Today's News

  • Oak Ridge Airport awaits nod from FAA

    The Federal Aviation Administration has yet to grant approval for the proposed Oak Ridge Airport.

    Backers of the project are still hopeful the agency will. They shared their optimism with the Oak Ridge City Council during a meeting last week.

  • Going with the Flo: We are one nation under God under his divine order


    Leaving the FISA memos chaos in Washington for now to our All-Powerful God, Who can reveal anything covered up, let me clarify: Never was it implied or meant that we should obey man rather than God.

    We obey God-appointed authorities because God instructs us to in His Word. No one is higher than God Almighty!

    We are a nation under God — under His divine order. We answer to Him for our decisions and for those of our country, and so do our leaders.

  • A View From Lick Skillet: Got it rough? Try living on meal and parched corn

    Gentle reader, you may recall having seen in the paper a notice of a presentation of a lecture concerning the lost town of Montgomery in Morgan County scheduled for presentation by Michael Nance at the headquarters building for the Obed Wild and Scenic River in downtown Wartburg last Saturday. We are pleased to report that, despite the rainy, overcast weather, there was a fine turnout to hear this interesting presentation, including several Roane Countians, among whom was your humble servant.

  • Man said to brag about child rapes on Facebook

    Numerous sex crime indictments were returned by the Roane County grand jury last week.

    One was against Brian David Gann, who was reportedly bragging on Facebook about raping children.

    “Detectives with the sheriff’s office worked with the Tennessee Bureau of Investigation and District Attorney General Russell Johnson’s Drug and Violent Crime Task Force to investigate this case,” the Roane County Sheriff’s Office said in a press release.

  • State, feds look into raw sewage dumped on roads

    State and federal agencies are investigating the dumping of raw sewage on Roane County roads.

    Roane County Deputy Road Supervisor Tony Brown said his department got a call about sewage dumped along about a 4-mile stretch of Bowman Bend Road earlier this month.
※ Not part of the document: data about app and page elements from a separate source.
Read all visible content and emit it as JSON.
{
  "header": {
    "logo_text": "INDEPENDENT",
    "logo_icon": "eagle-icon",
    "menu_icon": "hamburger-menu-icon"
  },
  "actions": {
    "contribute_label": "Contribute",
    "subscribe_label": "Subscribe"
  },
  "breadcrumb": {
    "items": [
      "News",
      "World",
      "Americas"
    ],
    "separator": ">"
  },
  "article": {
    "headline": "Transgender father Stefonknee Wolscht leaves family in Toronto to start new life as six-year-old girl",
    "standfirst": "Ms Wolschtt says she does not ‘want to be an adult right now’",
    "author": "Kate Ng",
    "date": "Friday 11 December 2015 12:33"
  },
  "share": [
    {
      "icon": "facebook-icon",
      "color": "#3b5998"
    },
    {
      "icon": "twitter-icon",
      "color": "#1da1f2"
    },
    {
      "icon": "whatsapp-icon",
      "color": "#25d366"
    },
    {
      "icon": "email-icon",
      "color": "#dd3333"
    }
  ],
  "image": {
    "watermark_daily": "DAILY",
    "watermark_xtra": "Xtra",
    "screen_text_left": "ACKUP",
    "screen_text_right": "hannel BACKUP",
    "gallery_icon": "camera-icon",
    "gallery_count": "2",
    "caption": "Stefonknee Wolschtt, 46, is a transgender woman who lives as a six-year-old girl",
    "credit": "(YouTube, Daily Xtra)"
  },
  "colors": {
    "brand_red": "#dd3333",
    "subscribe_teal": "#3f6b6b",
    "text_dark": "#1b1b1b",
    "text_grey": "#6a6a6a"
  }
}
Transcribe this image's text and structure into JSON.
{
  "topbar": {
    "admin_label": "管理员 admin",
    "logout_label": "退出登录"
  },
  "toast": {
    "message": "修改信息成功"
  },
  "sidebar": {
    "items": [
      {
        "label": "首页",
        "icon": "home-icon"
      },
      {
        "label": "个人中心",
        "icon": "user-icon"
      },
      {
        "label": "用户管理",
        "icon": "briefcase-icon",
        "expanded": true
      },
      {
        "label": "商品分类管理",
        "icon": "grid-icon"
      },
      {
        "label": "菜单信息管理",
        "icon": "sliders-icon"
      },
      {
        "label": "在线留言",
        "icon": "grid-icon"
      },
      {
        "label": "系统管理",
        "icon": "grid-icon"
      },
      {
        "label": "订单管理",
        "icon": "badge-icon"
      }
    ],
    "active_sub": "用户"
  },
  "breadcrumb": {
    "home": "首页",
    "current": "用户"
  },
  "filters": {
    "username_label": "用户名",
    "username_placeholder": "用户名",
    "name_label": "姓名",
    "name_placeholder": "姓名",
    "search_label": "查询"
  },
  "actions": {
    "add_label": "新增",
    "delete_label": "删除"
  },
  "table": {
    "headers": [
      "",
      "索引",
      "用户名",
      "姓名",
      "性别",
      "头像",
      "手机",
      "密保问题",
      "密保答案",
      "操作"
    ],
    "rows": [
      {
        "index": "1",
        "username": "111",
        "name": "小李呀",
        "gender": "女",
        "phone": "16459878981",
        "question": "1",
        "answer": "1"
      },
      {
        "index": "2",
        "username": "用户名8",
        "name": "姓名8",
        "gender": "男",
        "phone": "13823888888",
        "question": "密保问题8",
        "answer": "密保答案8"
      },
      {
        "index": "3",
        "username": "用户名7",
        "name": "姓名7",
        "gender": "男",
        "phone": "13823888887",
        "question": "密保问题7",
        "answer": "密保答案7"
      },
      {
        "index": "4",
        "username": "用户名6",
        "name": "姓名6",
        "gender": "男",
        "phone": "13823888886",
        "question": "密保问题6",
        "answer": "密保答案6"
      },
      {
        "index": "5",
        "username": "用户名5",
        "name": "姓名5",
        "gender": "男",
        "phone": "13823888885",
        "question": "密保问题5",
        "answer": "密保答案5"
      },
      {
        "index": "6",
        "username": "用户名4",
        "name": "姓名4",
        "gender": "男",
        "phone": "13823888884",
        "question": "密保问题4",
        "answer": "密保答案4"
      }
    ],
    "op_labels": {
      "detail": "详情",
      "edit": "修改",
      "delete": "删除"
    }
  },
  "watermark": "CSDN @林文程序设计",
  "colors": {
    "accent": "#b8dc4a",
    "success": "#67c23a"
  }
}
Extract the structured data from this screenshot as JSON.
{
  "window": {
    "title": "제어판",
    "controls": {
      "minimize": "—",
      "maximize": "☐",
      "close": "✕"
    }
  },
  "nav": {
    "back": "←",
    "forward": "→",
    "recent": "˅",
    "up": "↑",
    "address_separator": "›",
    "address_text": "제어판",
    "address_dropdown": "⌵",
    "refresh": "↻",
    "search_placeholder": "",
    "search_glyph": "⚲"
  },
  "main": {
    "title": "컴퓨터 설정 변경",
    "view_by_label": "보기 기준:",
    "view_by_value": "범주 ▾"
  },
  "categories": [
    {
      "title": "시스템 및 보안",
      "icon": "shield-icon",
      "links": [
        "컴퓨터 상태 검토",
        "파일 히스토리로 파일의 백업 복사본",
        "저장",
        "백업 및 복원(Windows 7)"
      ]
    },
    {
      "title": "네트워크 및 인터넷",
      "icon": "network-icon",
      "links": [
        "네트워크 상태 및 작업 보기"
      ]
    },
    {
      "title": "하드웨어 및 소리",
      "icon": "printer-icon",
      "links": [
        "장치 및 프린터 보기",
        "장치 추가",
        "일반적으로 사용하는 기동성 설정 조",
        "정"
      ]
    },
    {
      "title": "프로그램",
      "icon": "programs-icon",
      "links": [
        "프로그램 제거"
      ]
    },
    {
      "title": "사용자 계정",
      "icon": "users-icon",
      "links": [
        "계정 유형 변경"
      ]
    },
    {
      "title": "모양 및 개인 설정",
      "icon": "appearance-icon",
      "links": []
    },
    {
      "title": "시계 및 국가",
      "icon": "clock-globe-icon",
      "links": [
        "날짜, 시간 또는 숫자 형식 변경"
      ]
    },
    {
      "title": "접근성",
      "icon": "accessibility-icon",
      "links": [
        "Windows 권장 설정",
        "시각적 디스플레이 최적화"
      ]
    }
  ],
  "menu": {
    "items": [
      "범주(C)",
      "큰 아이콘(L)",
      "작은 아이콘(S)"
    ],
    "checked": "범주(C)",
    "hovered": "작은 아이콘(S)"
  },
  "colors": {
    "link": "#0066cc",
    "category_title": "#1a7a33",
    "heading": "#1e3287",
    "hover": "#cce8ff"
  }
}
    It is suspected that the sewage discharge was intentional, possibly perpetrated by a commercial service that empties septic tanks.

    “It would have to be a pretty good-sized container,” said Scott Stout, director of Roane County Department of Emergency Services.

  • Authorities retrieve number of items believed taken in burglary

    Roane County Sheriff’s Office, with assistance from Harriman police, confiscated items they believed were taken during a burglary.

    Three people were released during the stop on Ruritan Road on Thursday. A fourth, Amber Bray, 32, of 1718 Bennett Circle, Harriman, was arrested on an unrelated failure to appear charge.

    Sheriff’s Detective John Mayes reported through an email that he “was given information that suspects from a burglary were traveling towards Rockwood,” when they were stopped at the Dollar General Market in South Harriman.

  • Some bunny’s painting

    The woman convicted of vehicular homicide by intoxication in the May 8, 2014, death of pedestrian Daniel Hester was sentenced to 10 years on Monday.

    Raychell Huckelby also received 11 months and 29 days for leaving the scene after striking Hester.

    She is required to serve at least 30 percent of her sentence before being eligible for parole.

    “I cannot express my apologies enough to Mr. Hester’s family,” Huckelby said in a statement she made at the sentencing hearing.

  • GLIMPSES from a Teacher Historian: Constitution rife with controversy


    Guns and Russian meddling in our elections now hold center stage in the ever-changing American news cycle. But roots of these current controversies run deep in our Republic. Indeed, rhetoric from all sides of our ongoing debates draw from a common source — the United States Constitution.

  • THOSE were the DAYS: Sometimes you get a second chance


    I’m giving you my heart. Please take care of it for now you have two – and I have none.

    I knew from the time I was in third grade that I wanted to be a teacher. There was never a doubt in my mind.

    In 1961, I graduated from Western Michigan University in Kalamazoo, Mich., and began my teaching career.

    I loved being a teacher. I can remember thinking at the end of the day, “I can’t believe I’m being paid for doing this.” However, at that time $4,000 a year was good pay!